**Problem requirements**
Print out every record exactly as it appears.

**Entries taken from a collection**
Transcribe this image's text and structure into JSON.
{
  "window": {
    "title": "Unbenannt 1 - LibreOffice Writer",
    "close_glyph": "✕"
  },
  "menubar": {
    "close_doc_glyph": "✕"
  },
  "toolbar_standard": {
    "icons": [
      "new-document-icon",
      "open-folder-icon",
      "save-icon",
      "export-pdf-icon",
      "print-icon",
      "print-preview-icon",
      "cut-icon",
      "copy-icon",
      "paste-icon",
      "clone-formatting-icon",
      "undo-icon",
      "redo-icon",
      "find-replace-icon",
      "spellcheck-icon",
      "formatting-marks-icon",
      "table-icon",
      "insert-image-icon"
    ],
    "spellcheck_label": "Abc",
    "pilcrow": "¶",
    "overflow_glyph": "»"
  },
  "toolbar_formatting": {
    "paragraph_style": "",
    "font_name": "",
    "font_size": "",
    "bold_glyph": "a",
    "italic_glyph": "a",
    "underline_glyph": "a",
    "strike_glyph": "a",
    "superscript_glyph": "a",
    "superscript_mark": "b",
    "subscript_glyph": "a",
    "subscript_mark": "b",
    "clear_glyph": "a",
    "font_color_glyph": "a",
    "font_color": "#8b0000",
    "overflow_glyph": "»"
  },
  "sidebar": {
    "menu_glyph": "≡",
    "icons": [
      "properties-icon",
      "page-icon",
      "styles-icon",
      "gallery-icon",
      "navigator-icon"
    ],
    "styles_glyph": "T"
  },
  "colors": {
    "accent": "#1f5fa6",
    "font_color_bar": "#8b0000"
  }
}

**Exercise answer**
Transcribe this image's text and structure into JSON.
{
  "window": {
    "title": "Unbenannt 1 - LibreOffice Writer",
    "close_glyph": "✕"
  },
  "menubar": {
    "close_doc_glyph": "✕"
  },
  "toolbar_standard": {
    "icons": [
      "new-document-icon",
      "open-folder-icon",
      "save-icon",
      "export-pdf-icon",
      "print-icon",
      "print-preview-icon",
      "cut-icon",
      "copy-icon",
      "paste-icon",
      "clone-formatting-icon",
      "undo-icon",
      "redo-icon",
      "find-replace-icon",
      "spellcheck-icon",
      "formatting-marks-icon",
      "table-icon",
      "insert-image-icon"
    ],
    "spellcheck_label": "Abc",
    "pilcrow": "¶",
    "overflow_glyph": "»"
  },
  "toolbar_formatting": {
    "paragraph_style": "",
    "font_name": "",
    "font_size": "",
    "bold_glyph": "a",
    "italic_glyph": "a",
    "underline_glyph": "a",
    "strike_glyph": "a",
    "superscript_glyph": "a",
    "superscript_mark": "b",
    "subscript_glyph": "a",
    "subscript_mark": "b",
    "clear_glyph": "a",
    "font_color_glyph": "a",
    "font_color": "#8b0000",
    "overflow_glyph": "»"
  },
  "sidebar": {
    "menu_glyph": "≡",
    "icons": [
      "properties-icon",
      "page-icon",
      "styles-icon",
      "gallery-icon",
      "navigator-icon"
    ],
    "styles_glyph": "T"
  },
  "colors": {
    "accent": "#1f5fa6",
    "font_color_bar": "#8b0000"
  }
}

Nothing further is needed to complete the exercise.